## HOW TO COMPLETE THIS TASK
Each record below must be written out again in exactly the same form.

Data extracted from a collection

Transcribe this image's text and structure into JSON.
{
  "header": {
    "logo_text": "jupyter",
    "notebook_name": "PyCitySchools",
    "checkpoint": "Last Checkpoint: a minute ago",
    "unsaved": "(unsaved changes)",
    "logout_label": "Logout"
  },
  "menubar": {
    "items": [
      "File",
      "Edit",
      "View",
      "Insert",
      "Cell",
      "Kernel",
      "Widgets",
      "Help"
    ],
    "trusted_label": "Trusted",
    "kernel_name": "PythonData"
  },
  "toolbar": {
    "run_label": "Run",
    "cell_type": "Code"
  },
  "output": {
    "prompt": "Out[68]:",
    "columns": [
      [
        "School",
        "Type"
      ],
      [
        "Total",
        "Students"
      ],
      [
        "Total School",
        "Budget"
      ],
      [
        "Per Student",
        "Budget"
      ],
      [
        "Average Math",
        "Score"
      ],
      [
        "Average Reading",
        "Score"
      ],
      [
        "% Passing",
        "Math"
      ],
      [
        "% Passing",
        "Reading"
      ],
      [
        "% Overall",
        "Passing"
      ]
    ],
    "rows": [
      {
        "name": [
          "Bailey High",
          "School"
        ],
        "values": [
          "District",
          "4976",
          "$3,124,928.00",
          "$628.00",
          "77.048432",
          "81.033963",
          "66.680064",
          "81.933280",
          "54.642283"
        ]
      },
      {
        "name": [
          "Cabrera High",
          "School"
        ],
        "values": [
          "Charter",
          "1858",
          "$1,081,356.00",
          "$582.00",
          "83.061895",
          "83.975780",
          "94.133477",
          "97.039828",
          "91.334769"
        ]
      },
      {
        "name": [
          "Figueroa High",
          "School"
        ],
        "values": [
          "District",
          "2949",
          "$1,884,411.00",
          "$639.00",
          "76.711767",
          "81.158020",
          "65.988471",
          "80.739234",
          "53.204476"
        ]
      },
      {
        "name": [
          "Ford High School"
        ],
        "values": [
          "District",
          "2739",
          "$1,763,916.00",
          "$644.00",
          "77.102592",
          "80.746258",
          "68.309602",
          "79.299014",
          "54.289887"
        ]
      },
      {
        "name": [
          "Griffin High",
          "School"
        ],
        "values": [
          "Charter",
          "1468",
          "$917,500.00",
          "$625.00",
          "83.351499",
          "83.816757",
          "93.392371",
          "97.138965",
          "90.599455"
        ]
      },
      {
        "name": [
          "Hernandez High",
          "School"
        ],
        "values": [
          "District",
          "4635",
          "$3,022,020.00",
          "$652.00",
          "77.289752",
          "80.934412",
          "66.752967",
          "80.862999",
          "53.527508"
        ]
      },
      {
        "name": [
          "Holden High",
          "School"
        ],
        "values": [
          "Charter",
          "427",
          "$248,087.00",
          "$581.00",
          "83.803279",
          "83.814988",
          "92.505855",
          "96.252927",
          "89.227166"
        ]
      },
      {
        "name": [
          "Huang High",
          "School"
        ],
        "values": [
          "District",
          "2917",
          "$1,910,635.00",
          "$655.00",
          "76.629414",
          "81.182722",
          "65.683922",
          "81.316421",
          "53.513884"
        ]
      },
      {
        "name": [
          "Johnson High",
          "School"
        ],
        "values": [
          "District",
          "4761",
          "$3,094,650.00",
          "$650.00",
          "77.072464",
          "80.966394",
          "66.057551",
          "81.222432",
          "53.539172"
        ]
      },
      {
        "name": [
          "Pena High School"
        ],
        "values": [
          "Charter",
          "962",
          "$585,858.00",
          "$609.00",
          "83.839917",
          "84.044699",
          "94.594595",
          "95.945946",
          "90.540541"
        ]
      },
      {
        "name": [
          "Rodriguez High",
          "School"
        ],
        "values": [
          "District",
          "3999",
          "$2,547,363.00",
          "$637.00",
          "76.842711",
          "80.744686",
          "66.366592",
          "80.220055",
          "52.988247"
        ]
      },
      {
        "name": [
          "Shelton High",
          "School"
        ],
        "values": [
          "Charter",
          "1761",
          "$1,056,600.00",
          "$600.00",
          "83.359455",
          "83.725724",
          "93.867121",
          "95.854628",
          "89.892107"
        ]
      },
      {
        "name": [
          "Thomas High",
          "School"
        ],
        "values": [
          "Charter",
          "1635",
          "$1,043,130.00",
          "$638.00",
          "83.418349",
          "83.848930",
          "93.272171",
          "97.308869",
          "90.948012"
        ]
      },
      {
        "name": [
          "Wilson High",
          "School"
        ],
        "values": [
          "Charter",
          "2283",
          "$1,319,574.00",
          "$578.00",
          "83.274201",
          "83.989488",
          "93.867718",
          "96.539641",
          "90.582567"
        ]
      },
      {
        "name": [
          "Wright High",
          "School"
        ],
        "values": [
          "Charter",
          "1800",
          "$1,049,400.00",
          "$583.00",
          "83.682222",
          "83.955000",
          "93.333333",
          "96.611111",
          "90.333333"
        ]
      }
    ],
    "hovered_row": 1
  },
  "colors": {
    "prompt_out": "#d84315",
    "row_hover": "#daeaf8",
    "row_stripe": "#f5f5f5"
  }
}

## EXERCISE ANSWER
Transcribe this image's text and structure into JSON.
{
  "header": {
    "logo_text": "jupyter",
    "notebook_name": "PyCitySchools",
    "checkpoint": "Last Checkpoint: a minute ago",
    "unsaved": "(unsaved changes)",
    "logout_label": "Logout"
  },
  "menubar": {
    "items": [
      "File",
      "Edit",
      "View",
      "Insert",
      "Cell",
      "Kernel",
      "Widgets",
      "Help"
    ],
    "trusted_label": "Trusted",
    "kernel_name": "PythonData"
  },
  "toolbar": {
    "run_label": "Run",
    "cell_type": "Code"
  },
  "output": {
    "prompt": "Out[68]:",
    "columns": [
      [
        "School",
        "Type"
      ],
      [
        "Total",
        "Students"
      ],
      [
        "Total School",
        "Budget"
      ],
      [
        "Per Student",
        "Budget"
      ],
      [
        "Average Math",
        "Score"
      ],
      [
        "Average Reading",
        "Score"
      ],
      [
        "% Passing",
        "Math"
      ],
      [
        "% Passing",
        "Reading"
      ],
      [
        "% Overall",
        "Passing"
      ]
    ],
    "rows": [
      {
        "name": [
          "Bailey High",
          "School"
        ],
        "values": [
          "District",
          "4976",
          "$3,124,928.00",
          "$628.00",
          "77.048432",
          "81.033963",
          "66.680064",
          "81.933280",
          "54.642283"
        ]
      },
      {
        "name": [
          "Cabrera High",
          "School"
        ],
        "values": [
          "Charter",
          "1858",
          "$1,081,356.00",
          "$582.00",
          "83.061895",
          "83.975780",
          "94.133477",
          "97.039828",
          "91.334769"
        ]
      },
      {
        "name": [
          "Figueroa High",
          "School"
        ],
        "values": [
          "District",
          "2949",
          "$1,884,411.00",
          "$639.00",
          "76.711767",
          "81.158020",
          "65.988471",
          "80.739234",
          "53.204476"
        ]
      },
      {
        "name": [
          "Ford High School"
        ],
        "values": [
          "District",
          "2739",
          "$1,763,916.00",
          "$644.00",
          "77.102592",
          "80.746258",
          "68.309602",
          "79.299014",
          "54.289887"
        ]
      },
      {
        "name": [
          "Griffin High",
          "School"
        ],
        "values": [
          "Charter",
          "1468",
          "$917,500.00",
          "$625.00",
          "83.351499",
          "83.816757",
          "93.392371",
          "97.138965",
          "90.599455"
        ]
      },
      {
        "name": [
          "Hernandez High",
          "School"
        ],
        "values": [
          "District",
          "4635",
          "$3,022,020.00",
          "$652.00",
          "77.289752",
          "80.934412",
          "66.752967",
          "80.862999",
          "53.527508"
        ]
      },
      {
        "name": [
          "Holden High",
          "School"
        ],
        "values": [
          "Charter",
          "427",
          "$248,087.00",
          "$581.00",
          "83.803279",
          "83.814988",
          "92.505855",
          "96.252927",
          "89.227166"
        ]
      },
      {
        "name": [
          "Huang High",
          "School"
        ],
        "values": [
          "District",
          "2917",
          "$1,910,635.00",
          "$655.00",
          "76.629414",
          "81.182722",
          "65.683922",
          "81.316421",
          "53.513884"
        ]
      },
      {
        "name": [
          "Johnson High",
          "School"
        ],
        "values": [
          "District",
          "4761",
          "$3,094,650.00",
          "$650.00",
          "77.072464",
          "80.966394",
          "66.057551",
          "81.222432",
          "53.539172"
        ]
      },
      {
        "name": [
          "Pena High School"
        ],
        "values": [
          "Charter",
          "962",
          "$585,858.00",
          "$609.00",
          "83.839917",
          "84.044699",
          "94.594595",
          "95.945946",
          "90.540541"
        ]
      },
      {
        "name": [
          "Rodriguez High",
          "School"
        ],
        "values": [
          "District",
          "3999",
          "$2,547,363.00",
          "$637.00",
          "76.842711",
          "80.744686",
          "66.366592",
          "80.220055",
          "52.988247"
        ]
      },
      {
        "name": [
          "Shelton High",
          "School"
        ],
        "values": [
          "Charter",
          "1761",
          "$1,056,600.00",
          "$600.00",
          "83.359455",
          "83.725724",
          "93.867121",
          "95.854628",
          "89.892107"
        ]
      },
      {
        "name": [
          "Thomas High",
          "School"
        ],
        "values": [
          "Charter",
          "1635",
          "$1,043,130.00",
          "$638.00",
          "83.418349",
          "83.848930",
          "93.272171",
          "97.308869",
          "90.948012"
        ]
      },
      {
        "name": [
          "Wilson High",
          "School"
        ],
        "values": [
          "Charter",
          "2283",
          "$1,319,574.00",
          "$578.00",
          "83.274201",
          "83.989488",
          "93.867718",
          "96.539641",
          "90.582567"
        ]
      },
      {
        "name": [
          "Wright High",
          "School"
        ],
        "values": [
          "Charter",
          "1800",
          "$1,049,400.00",
          "$583.00",
          "83.682222",
          "83.955000",
          "93.333333",
          "96.611111",
          "90.333333"
        ]
      }
    ],
    "hovered_row": 1
  },
  "colors": {
    "prompt_out": "#d84315",
    "row_hover": "#daeaf8",
    "row_stripe": "#f5f5f5"
  }
}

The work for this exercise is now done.